- _Your task_: What lines of the data include the string "astheleaf"? Copy them all.

- _Information shown_:
———
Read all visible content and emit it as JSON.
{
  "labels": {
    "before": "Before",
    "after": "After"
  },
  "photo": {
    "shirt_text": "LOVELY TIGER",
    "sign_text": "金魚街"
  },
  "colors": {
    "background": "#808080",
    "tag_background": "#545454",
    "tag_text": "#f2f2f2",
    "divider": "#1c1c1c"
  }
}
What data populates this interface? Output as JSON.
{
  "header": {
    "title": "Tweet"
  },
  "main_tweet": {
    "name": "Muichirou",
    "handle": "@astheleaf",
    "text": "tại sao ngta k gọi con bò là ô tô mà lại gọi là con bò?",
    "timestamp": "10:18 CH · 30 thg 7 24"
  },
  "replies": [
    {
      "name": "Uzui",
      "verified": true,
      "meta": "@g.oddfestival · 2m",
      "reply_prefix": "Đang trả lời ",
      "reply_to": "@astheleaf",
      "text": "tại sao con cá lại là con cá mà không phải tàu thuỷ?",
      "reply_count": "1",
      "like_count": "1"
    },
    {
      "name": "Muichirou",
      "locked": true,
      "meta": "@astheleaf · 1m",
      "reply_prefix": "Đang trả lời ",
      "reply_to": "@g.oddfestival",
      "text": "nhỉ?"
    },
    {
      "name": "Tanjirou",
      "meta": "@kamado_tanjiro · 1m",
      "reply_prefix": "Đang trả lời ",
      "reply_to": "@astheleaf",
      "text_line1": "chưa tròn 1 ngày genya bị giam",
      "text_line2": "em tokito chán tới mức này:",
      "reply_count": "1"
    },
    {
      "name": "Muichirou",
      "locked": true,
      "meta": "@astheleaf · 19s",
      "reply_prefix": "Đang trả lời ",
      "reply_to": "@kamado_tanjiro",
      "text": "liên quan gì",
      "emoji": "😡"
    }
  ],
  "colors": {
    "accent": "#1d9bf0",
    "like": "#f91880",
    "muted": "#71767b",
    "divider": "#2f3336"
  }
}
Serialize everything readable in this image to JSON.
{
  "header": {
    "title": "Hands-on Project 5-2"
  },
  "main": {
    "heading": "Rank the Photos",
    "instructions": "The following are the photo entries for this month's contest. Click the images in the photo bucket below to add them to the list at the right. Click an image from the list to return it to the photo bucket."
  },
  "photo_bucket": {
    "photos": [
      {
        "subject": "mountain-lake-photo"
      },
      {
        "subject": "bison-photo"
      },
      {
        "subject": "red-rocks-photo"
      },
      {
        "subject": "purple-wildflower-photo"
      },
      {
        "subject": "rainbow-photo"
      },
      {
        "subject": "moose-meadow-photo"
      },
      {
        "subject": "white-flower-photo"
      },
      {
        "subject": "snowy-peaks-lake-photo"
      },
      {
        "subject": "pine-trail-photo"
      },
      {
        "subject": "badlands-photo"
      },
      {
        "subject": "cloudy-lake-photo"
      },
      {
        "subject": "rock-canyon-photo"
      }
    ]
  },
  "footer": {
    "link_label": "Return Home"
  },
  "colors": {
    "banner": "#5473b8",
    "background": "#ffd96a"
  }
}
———
- _Solution for this task_:
    "handle": "@astheleaf",
      "reply_to": "@astheleaf",
      "meta": "@astheleaf · 1m",
      "reply_to": "@astheleaf",
      "meta": "@astheleaf · 19s",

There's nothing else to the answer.